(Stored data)
»»

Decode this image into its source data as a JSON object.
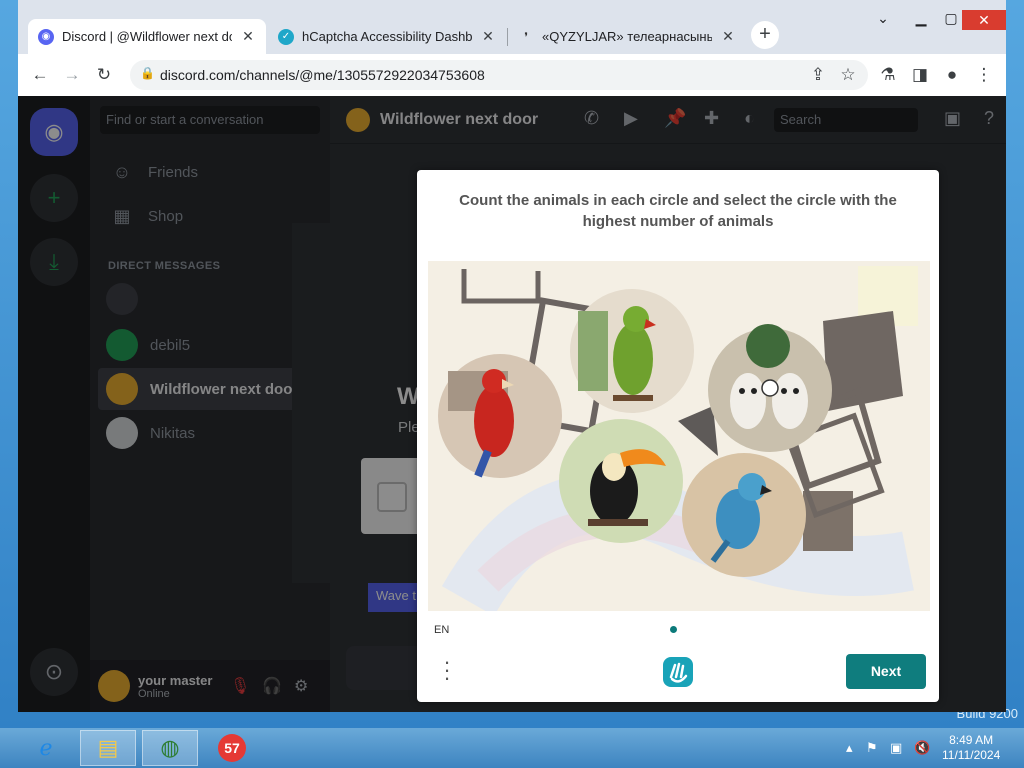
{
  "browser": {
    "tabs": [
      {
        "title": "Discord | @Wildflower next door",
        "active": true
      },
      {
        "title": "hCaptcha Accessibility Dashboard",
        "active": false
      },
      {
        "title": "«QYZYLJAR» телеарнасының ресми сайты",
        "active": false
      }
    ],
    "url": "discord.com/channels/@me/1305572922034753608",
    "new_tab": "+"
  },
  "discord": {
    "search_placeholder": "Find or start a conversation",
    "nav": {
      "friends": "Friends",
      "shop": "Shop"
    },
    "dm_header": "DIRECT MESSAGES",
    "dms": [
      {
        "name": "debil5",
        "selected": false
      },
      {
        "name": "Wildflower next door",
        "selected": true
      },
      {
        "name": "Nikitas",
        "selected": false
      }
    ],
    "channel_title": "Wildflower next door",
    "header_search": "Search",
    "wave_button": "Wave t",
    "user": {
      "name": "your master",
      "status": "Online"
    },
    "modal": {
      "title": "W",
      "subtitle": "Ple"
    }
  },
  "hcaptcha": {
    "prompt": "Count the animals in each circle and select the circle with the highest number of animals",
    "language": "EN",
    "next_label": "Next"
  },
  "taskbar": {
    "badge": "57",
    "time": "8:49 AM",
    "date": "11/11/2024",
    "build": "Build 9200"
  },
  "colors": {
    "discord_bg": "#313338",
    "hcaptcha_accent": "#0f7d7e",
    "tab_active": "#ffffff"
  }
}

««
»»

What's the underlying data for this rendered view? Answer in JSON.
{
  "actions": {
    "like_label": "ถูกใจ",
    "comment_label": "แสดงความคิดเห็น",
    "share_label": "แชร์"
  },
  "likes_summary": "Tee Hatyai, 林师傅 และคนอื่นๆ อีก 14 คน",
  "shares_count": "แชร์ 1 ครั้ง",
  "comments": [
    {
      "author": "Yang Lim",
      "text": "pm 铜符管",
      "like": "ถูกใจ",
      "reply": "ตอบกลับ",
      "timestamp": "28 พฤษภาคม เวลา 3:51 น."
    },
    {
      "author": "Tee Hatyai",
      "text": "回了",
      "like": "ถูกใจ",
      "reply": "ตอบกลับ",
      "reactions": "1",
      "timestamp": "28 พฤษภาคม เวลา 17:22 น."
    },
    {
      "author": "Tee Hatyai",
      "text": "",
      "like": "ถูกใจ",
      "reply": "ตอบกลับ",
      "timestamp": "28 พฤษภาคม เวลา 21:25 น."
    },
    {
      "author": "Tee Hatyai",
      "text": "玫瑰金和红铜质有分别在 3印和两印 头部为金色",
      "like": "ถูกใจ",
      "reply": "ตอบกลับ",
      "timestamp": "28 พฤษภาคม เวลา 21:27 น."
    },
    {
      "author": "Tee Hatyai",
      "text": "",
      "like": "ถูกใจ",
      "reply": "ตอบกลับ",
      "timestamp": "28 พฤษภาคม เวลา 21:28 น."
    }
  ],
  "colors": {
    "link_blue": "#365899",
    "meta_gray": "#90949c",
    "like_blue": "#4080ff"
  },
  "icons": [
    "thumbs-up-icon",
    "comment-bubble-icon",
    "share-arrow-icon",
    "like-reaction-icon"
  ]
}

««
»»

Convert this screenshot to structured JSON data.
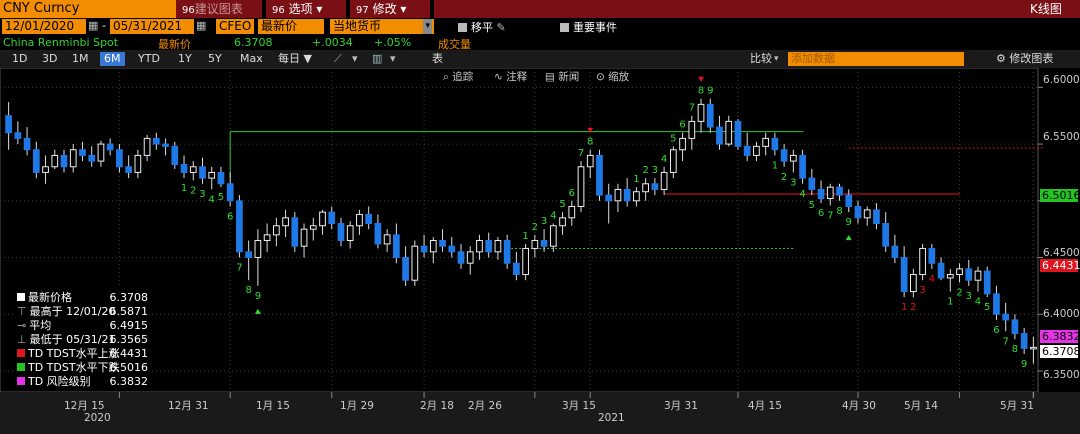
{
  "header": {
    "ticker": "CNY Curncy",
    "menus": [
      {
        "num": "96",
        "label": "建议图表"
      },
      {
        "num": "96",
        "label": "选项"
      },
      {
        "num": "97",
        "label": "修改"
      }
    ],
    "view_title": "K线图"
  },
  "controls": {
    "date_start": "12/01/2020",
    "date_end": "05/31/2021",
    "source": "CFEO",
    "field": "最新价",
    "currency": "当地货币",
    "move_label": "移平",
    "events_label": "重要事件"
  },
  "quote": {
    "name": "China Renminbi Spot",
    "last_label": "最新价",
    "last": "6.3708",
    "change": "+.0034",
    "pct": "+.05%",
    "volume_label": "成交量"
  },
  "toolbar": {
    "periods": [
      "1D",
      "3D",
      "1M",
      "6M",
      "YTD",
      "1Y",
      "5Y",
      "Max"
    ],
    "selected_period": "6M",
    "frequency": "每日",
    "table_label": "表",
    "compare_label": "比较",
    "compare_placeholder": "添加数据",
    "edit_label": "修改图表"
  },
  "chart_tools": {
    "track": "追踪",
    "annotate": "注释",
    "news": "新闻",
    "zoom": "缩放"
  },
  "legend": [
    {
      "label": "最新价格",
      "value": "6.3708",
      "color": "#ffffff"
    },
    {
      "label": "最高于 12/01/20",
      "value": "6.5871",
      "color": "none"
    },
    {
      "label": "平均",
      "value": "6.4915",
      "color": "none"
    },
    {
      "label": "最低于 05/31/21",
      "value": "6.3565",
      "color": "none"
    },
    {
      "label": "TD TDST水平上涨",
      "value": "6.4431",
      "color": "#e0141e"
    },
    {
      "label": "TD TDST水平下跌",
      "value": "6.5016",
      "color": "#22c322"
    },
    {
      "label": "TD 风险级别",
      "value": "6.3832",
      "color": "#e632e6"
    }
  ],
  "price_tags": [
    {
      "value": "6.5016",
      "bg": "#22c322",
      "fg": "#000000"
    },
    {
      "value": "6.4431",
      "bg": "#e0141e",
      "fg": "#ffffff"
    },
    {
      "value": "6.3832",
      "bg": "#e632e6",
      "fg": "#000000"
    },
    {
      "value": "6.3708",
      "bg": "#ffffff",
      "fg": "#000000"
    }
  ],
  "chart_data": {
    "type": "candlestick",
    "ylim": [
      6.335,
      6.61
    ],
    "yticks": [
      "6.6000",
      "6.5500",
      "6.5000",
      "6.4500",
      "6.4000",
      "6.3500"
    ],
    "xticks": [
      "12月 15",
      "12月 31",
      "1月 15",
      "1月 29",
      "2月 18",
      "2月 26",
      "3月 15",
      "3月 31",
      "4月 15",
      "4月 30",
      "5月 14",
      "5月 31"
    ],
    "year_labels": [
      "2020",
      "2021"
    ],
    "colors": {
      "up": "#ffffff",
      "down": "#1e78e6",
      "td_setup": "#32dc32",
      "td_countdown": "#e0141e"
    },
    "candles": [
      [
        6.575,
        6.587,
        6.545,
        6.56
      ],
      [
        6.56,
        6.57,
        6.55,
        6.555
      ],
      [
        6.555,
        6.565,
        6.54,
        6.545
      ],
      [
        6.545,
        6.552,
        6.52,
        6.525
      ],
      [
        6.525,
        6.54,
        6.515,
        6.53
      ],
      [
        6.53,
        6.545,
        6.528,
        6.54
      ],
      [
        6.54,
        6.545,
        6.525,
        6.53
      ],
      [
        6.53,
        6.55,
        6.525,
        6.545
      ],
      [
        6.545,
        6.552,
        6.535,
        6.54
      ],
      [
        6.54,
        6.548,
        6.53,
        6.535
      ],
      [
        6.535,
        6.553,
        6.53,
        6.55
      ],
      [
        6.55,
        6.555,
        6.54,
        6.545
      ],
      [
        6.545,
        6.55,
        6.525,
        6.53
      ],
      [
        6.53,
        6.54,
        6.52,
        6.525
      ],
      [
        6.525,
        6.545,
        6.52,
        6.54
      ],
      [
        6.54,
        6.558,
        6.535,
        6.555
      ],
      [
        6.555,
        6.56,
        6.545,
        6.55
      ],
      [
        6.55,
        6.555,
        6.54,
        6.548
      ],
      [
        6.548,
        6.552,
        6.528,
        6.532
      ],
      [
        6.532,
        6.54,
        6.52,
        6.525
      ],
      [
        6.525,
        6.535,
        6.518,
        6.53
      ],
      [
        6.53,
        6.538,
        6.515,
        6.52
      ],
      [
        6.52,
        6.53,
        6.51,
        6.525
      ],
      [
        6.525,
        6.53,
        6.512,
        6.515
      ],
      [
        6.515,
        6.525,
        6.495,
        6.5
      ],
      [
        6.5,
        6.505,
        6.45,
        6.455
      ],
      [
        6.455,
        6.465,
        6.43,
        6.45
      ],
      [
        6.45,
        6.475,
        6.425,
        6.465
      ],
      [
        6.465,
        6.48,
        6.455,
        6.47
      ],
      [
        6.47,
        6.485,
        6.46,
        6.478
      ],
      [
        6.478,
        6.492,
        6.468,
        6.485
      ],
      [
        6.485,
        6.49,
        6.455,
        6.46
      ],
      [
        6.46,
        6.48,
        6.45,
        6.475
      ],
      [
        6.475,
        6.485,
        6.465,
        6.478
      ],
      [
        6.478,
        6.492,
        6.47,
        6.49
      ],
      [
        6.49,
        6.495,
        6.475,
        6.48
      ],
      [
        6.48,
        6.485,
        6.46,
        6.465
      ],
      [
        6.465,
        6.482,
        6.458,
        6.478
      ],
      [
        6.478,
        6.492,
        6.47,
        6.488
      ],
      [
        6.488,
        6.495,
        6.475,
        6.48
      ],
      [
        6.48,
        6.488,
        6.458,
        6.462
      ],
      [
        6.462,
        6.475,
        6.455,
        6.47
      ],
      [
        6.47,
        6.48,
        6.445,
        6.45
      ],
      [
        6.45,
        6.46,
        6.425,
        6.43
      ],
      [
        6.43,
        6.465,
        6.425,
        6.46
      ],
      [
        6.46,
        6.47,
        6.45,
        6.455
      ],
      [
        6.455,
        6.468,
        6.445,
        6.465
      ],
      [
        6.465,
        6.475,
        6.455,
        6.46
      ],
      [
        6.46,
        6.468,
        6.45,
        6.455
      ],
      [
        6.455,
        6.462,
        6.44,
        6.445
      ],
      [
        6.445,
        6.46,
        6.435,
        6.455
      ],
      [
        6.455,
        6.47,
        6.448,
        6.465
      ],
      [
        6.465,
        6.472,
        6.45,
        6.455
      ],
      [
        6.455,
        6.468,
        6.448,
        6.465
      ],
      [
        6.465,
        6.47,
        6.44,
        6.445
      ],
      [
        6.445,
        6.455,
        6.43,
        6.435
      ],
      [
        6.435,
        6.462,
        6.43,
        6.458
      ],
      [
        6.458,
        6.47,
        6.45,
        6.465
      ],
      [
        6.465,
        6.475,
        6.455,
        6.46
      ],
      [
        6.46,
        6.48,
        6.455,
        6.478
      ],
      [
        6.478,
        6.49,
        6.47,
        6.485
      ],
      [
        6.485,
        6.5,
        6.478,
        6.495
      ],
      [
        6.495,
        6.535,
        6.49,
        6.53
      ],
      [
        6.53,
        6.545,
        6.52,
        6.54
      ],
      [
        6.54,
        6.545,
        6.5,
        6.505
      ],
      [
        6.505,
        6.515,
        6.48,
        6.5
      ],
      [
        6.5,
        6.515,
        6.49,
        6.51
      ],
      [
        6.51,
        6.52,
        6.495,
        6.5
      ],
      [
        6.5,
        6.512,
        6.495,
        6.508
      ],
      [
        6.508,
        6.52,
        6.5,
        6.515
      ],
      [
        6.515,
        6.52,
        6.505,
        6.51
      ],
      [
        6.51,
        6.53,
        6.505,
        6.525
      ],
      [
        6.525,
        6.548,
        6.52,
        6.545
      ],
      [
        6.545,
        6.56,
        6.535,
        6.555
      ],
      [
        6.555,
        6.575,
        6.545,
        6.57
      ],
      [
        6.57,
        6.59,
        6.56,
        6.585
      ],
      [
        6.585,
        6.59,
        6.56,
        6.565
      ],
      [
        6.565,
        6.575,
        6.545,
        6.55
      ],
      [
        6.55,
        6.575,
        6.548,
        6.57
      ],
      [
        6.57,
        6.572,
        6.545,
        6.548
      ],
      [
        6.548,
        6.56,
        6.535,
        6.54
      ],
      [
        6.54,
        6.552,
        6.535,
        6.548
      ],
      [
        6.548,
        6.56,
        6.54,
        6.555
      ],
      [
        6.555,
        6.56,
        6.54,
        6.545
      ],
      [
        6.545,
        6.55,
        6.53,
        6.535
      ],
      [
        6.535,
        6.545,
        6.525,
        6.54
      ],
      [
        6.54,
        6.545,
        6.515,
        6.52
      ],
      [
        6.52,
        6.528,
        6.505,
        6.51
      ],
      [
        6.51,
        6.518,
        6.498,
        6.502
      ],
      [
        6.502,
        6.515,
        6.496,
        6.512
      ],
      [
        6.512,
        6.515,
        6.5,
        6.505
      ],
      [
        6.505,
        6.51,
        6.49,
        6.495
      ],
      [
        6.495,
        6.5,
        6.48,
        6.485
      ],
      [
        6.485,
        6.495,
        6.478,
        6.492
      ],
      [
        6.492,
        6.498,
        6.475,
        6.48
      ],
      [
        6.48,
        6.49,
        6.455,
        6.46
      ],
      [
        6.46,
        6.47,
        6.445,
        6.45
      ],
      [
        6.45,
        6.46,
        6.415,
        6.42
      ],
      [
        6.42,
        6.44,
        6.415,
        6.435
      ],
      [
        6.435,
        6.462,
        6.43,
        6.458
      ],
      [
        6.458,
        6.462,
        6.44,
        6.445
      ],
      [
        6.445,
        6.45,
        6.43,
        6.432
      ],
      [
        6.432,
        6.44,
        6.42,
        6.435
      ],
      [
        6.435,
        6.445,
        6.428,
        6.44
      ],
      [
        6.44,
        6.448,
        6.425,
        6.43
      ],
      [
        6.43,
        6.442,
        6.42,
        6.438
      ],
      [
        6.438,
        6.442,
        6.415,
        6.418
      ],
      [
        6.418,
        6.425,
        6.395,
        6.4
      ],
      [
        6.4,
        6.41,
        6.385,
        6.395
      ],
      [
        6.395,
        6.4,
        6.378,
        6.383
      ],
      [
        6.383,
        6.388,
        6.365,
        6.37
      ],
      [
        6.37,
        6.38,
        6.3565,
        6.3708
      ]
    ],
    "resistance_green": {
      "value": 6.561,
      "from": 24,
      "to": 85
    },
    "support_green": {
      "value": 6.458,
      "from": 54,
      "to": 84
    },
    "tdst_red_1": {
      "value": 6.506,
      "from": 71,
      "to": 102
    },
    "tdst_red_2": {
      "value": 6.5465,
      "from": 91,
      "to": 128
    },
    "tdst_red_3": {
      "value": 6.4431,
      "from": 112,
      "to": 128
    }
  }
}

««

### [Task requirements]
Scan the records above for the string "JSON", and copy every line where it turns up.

### [Answer to this task]
Decode this image into its source data as a JSON object.
What's the underlying data for this rendered view? Answer in JSON.
Convert this screenshot to structured JSON data.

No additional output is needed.